▸ ASSIGNMENT
In the entries below, find each line with the string "mają" and copy it.

##### RECORDED DATA

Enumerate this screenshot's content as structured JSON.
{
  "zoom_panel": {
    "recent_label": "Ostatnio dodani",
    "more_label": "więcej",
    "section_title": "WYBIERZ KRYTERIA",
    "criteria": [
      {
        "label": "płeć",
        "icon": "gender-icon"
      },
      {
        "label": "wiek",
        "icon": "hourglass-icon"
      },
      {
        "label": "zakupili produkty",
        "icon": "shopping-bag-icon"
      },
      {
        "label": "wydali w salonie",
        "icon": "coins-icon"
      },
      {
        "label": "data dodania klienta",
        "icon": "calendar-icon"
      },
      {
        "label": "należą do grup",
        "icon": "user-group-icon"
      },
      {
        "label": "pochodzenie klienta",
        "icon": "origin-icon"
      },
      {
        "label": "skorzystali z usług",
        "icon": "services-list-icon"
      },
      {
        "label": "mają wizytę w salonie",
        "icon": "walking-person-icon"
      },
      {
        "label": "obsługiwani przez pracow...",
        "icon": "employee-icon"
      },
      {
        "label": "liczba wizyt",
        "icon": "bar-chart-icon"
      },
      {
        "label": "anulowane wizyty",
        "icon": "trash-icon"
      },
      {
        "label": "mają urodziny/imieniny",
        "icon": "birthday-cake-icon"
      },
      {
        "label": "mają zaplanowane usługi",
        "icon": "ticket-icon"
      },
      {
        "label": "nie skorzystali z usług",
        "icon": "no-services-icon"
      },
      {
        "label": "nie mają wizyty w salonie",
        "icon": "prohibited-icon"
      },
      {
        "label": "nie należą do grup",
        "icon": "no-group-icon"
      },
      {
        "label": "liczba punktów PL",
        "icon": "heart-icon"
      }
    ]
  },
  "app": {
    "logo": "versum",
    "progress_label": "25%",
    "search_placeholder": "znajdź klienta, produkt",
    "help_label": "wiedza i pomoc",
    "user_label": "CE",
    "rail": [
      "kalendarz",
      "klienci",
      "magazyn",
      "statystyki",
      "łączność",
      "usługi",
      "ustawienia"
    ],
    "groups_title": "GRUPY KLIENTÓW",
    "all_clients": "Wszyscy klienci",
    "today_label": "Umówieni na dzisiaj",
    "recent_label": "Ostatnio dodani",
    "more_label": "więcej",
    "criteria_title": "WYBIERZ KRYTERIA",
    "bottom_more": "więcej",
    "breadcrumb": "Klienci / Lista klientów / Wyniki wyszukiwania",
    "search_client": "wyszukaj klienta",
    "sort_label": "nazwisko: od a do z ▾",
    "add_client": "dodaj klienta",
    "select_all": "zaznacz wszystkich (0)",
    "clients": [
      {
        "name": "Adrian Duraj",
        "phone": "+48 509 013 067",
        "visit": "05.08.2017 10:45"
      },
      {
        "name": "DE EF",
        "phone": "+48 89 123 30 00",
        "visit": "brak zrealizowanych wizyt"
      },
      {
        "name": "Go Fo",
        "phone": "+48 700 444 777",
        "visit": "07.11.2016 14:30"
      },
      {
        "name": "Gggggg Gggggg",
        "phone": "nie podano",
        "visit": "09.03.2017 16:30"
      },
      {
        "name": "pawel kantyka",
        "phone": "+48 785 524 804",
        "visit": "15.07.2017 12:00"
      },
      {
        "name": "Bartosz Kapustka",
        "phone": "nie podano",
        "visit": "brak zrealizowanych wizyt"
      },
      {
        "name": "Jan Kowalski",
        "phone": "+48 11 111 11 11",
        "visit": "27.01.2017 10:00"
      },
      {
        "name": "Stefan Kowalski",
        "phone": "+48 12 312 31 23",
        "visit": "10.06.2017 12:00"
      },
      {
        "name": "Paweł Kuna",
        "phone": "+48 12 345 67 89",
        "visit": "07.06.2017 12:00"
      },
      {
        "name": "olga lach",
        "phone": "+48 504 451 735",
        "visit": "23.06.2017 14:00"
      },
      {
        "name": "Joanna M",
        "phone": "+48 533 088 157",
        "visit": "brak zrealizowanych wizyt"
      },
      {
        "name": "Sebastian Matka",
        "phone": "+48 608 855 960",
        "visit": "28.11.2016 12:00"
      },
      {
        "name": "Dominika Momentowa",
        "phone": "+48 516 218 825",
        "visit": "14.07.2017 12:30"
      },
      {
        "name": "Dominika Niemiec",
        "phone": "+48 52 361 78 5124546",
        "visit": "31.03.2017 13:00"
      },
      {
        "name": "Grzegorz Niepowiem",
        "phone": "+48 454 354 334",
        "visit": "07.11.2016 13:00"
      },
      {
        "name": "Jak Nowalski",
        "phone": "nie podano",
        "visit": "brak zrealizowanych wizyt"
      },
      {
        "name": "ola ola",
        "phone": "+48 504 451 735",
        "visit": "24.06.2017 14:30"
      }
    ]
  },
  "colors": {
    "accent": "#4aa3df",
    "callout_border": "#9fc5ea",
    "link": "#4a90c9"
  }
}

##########

▸ REPLY TO THE EXERCISE
        "label": "mają wizytę w salonie",
        "label": "mają urodziny/imieniny",
        "label": "mają zaplanowane usługi",
        "label": "nie mają wizyty w salonie",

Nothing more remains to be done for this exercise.